Upper Arlington’s top administrator said capitalizing on recent momentum in economic development and the continued streamlining of municipal operations are among the city’s highest priorities in the new year.
Upper Arlington had banner years in economic development and income tax collections in 2011 and 2012, but that won’t keep the city from aggressively recruiting new businesses in 2013 and working to aid in the retention and expansion of those already here, according to City Manager Theodore Staton.
Staton last month said the city will seek to build on recent projects such as Lane Avenue Redevelopment LLC’s planned development of the former Lane Avenue Baptist Church site, which is expected to yield a five-story hotel and restaurants with bars, including a J. Liu restaurant and bar.

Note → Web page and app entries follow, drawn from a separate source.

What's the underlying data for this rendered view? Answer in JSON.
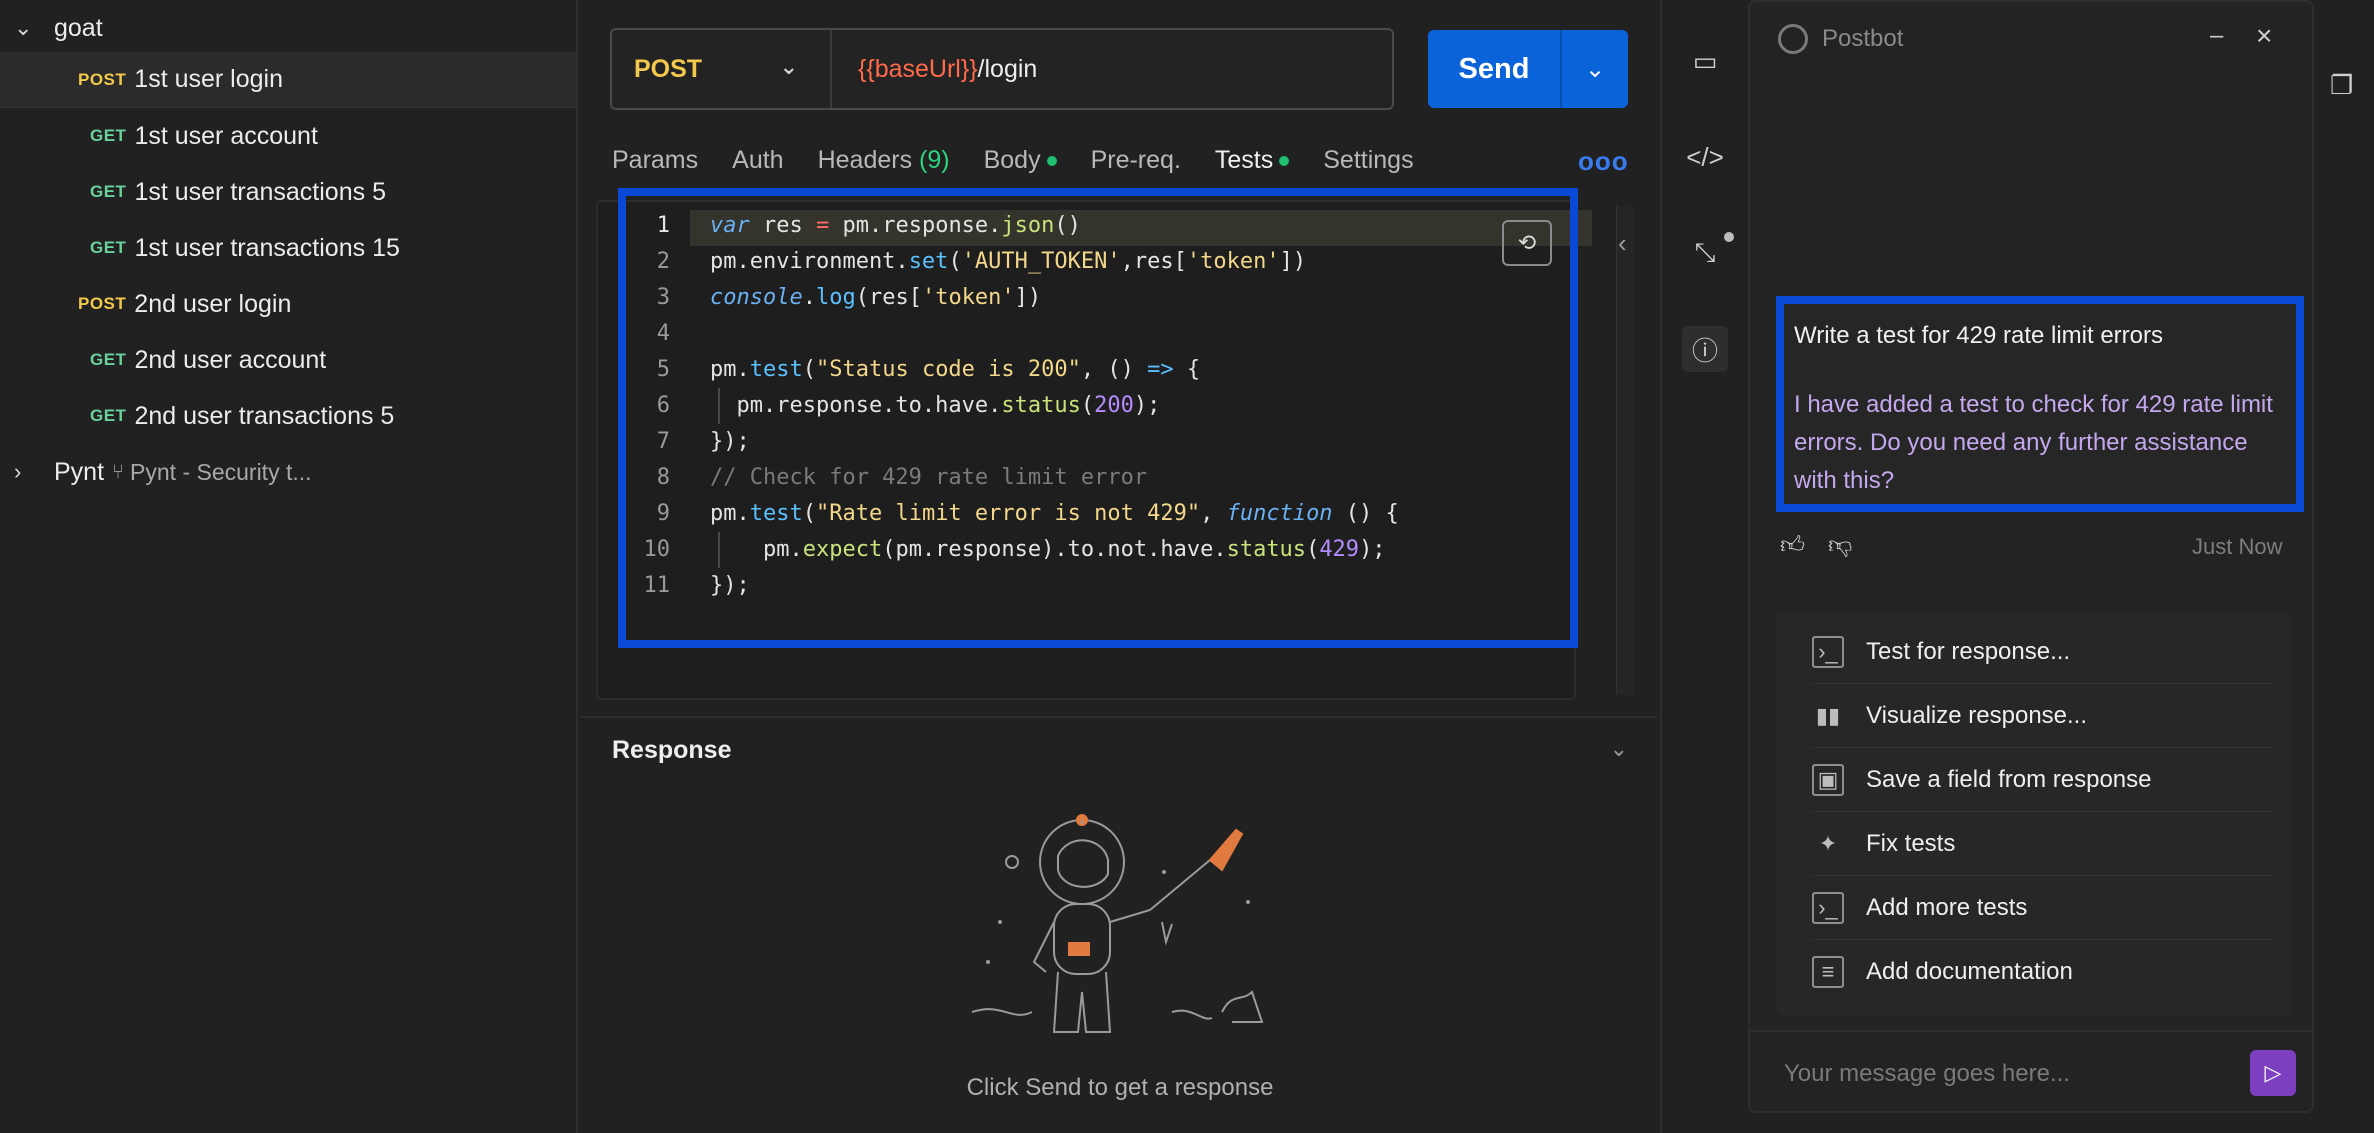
{
  "sidebar": {
    "collection_name": "goat",
    "requests": [
      {
        "method": "POST",
        "name": "1st user login"
      },
      {
        "method": "GET",
        "name": "1st user account"
      },
      {
        "method": "GET",
        "name": "1st user transactions 5"
      },
      {
        "method": "GET",
        "name": "1st user transactions 15"
      },
      {
        "method": "POST",
        "name": "2nd user login"
      },
      {
        "method": "GET",
        "name": "2nd user account"
      },
      {
        "method": "GET",
        "name": "2nd user transactions 5"
      }
    ],
    "pynt": {
      "name": "Pynt",
      "subtitle": "Pynt - Security t..."
    }
  },
  "request": {
    "method": "POST",
    "url_var": "{{baseUrl}}",
    "url_path": "/login",
    "send_label": "Send"
  },
  "tabs": {
    "params": "Params",
    "auth": "Auth",
    "headers": "Headers",
    "headers_count": "(9)",
    "body": "Body",
    "prereq": "Pre-req.",
    "tests": "Tests",
    "settings": "Settings",
    "more": "ooo"
  },
  "editor": {
    "line_numbers": [
      "1",
      "2",
      "3",
      "4",
      "5",
      "6",
      "7",
      "8",
      "9",
      "10",
      "11"
    ],
    "comment_line": "// Check for 429 rate limit error"
  },
  "response": {
    "title": "Response",
    "hint": "Click Send to get a response"
  },
  "postbot": {
    "title": "Postbot",
    "user_message": "Write a test for 429 rate limit errors",
    "bot_reply": "I have added a test to check for 429 rate limit errors. Do you need any further assistance with this?",
    "timestamp": "Just Now",
    "suggestions": [
      {
        "label": "Test for response...",
        "icon": "terminal-icon"
      },
      {
        "label": "Visualize response...",
        "icon": "bar-chart-icon"
      },
      {
        "label": "Save a field from response",
        "icon": "save-icon"
      },
      {
        "label": "Fix tests",
        "icon": "sparkle-icon"
      },
      {
        "label": "Add more tests",
        "icon": "terminal-icon"
      },
      {
        "label": "Add documentation",
        "icon": "document-icon"
      }
    ],
    "input_placeholder": "Your message goes here..."
  },
  "colors": {
    "accent": "#0a63d8",
    "highlight_border": "#0a48d6",
    "post": "#f2c94c",
    "get": "#6bd19a",
    "postbot_reply": "#c4a8ee"
  }
}
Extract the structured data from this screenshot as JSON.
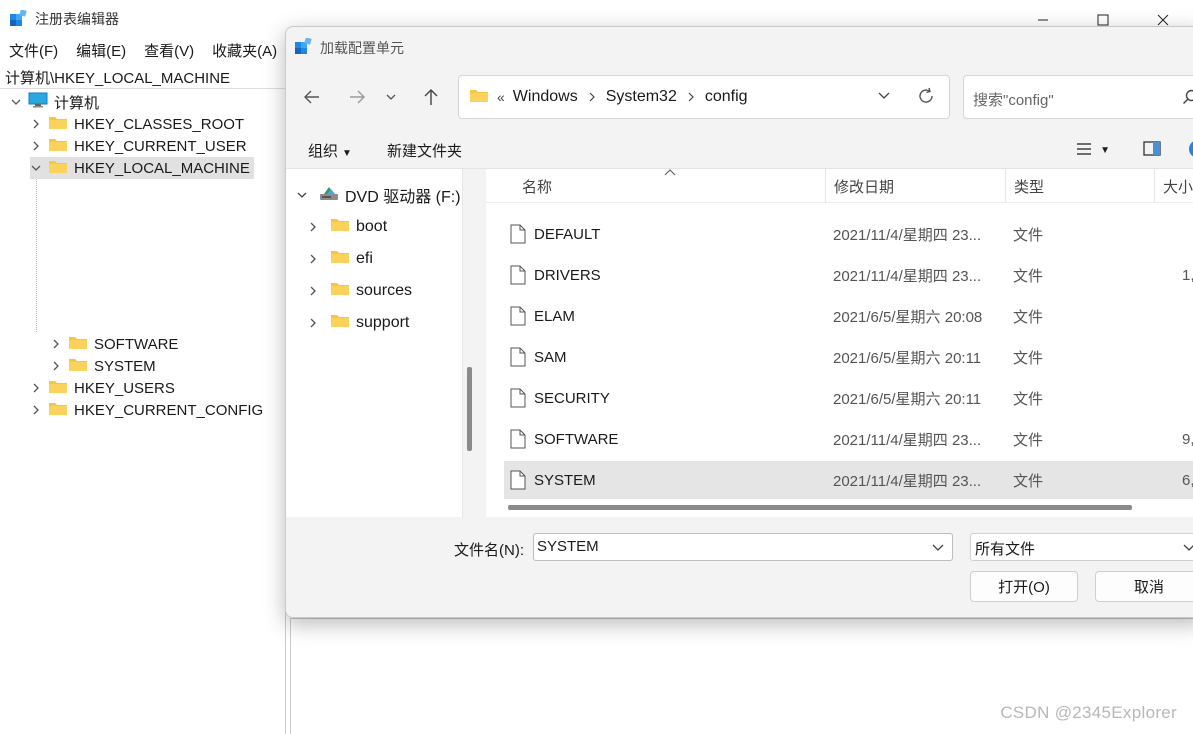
{
  "registry": {
    "title": "注册表编辑器",
    "menu": [
      "文件(F)",
      "编辑(E)",
      "查看(V)",
      "收藏夹(A)"
    ],
    "address": "计算机\\HKEY_LOCAL_MACHINE",
    "tree": {
      "root": "计算机",
      "classes_root": "HKEY_CLASSES_ROOT",
      "current_user": "HKEY_CURRENT_USER",
      "local_machine": "HKEY_LOCAL_MACHINE",
      "software": "SOFTWARE",
      "system": "SYSTEM",
      "users": "HKEY_USERS",
      "current_config": "HKEY_CURRENT_CONFIG"
    }
  },
  "dialog": {
    "title": "加载配置单元",
    "breadcrumb": {
      "overflow": "«",
      "items": [
        "Windows",
        "System32",
        "config"
      ]
    },
    "search_placeholder": "搜索\"config\"",
    "toolbar": {
      "organize": "组织",
      "new_folder": "新建文件夹"
    },
    "nav": {
      "drive": "DVD 驱动器 (F:) C",
      "folders": [
        "boot",
        "efi",
        "sources",
        "support"
      ]
    },
    "columns": {
      "name": "名称",
      "date": "修改日期",
      "type": "类型",
      "size": "大小"
    },
    "files": [
      {
        "name": "DEFAULT",
        "date": "2021/11/4/星期四 23...",
        "type": "文件",
        "size": ""
      },
      {
        "name": "DRIVERS",
        "date": "2021/11/4/星期四 23...",
        "type": "文件",
        "size": "1,"
      },
      {
        "name": "ELAM",
        "date": "2021/6/5/星期六 20:08",
        "type": "文件",
        "size": ""
      },
      {
        "name": "SAM",
        "date": "2021/6/5/星期六 20:11",
        "type": "文件",
        "size": ""
      },
      {
        "name": "SECURITY",
        "date": "2021/6/5/星期六 20:11",
        "type": "文件",
        "size": ""
      },
      {
        "name": "SOFTWARE",
        "date": "2021/11/4/星期四 23...",
        "type": "文件",
        "size": "9,"
      },
      {
        "name": "SYSTEM",
        "date": "2021/11/4/星期四 23...",
        "type": "文件",
        "size": "6,"
      }
    ],
    "selected_file": "SYSTEM",
    "filename_label": "文件名(N):",
    "filename_value": "SYSTEM",
    "filter_value": "所有文件",
    "open_button": "打开(O)",
    "cancel_button": "取消"
  },
  "watermark": "CSDN @2345Explorer",
  "colors": {
    "folder": "#F8C443",
    "selection": "#E5E5E5",
    "dialog_bg": "#F3F3F3",
    "regedit_icon": "#1E88E5"
  }
}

The goal will be to continue to increase income tax collections, which in 2012 were projected to exceed $15 million for the first time in UA’s history.
Staton said that - along with the likely continued reduction of city staff - will be needed to offset revenue losses Upper Arlington will face in 2013 and 2014 due to the elimination of the estate tax and continued cuts in local government funding by the Ohio General Assembly.
“Certainly, we hope the year brings progress in terms of economic development,” Staton said. “We’re hopeful the Lane Avenue project will stay on schedule and the hotel will open mid- to late-summer, and the retail and office space will open shortly thereafter.”
City officials have estimated the Lane Avenue project could generate more than $711,000 in new, annual property taxes and tax-increment financing deals with the developer to help fund road and other infrastructure projects with private dollars in lieu of tax payments.
That infusion is coupled by the rebirth of the Kingsdale Center in recent years; Staton said the city is positioning itself for more commercial and office growth.
Lane Avenue will continue to be a focus, where Upper Arlington City Council established a community entertainment district (CED) in 2011.
Last November, Upper Arlington voters passed Issue 24, which made each parcel in the 39-acre CED eligible to sell alcoholic beverages. Staton said that move made the corridor even more marketable.
“We know there’s more interest along Lane Avenue,” he said. “Anyone at all that was reluctant because of (the alcohol issue) no longer has that reason.”
Last March, the city hired Bob Lamb to lead Upper Arlington’s economic development efforts.
Business growth is a perpetual challenge for the city because it’s landlocked and has no new land for development. So, Lamb this year will target Upper Arlington’s top-50 business taxpayers in hopes of assisting their retention and expansion needs.
However, business growth alone won’t fill the estate tax and local government gaps, Staton said.
Ohio’s estate tax, imposed on the transfer of a “taxable estate” of a deceased person, was eliminated by the Ohio General Assembly on Jan. 1.
Upper Arlington traditionally directed the first $2.1 million in estate taxes collected to the city’s general operating fund, and the balance went to capital improvements such as road and water line maintenance.
Last month, Staton said the city was on pace to collect approximately $9 million in estate taxes in 2012, another record. He said UA generally collected $3.5 million to $4.5 million in annual estate taxes.
“On a less positive note, we’re going to spend a lot of time in 2013 figuring out what life after the estate is going to be like,” he said. “It’s unfortunately clear the infrastructure needs more investment than it’s seen, and we’re going to lose one of the primary sources of revenue for capital improvements.”
Upper Arlington Community Affairs Director Emma Speight said the city - which has an approximately $28.8 million operating budget in 2013 and about $13.2 million in reserve funds - expects to conduct a community survey this year to poll residents’ priorities in regard to municipal services and programs.
The survey also is likely to address declining revenues and gauge if residents favor service reductions or an income tax increase as a possible solution.
Regardless of responses, Staton said the municipal workforce is expected to see continued reductions in 2013 as a cost-cutting approach.
“We, for example, are75 positions smaller than we were 20 years ago,” he said. “That’s gigantic.
“I think there will be another 10 positions targeted for elimination (in 2013, hopefully, through attrition, but we’re not promising that.”
Other proposals for reducing expenses include merging the city’s 911 dispatch center with those of Dublin, Hilliard and Worthington; reducing costs to mow and maintain city parks; and launching a municipal advertising program in which UA will solicit paid ads in publications, on its website and selected public spaces.
“We still have a strong balance-sheet organization,” Staton said, noting the city has three triple-A financial ratings. “It’s just that picture changes rapidly with the loss of the estate tax and local government funding. “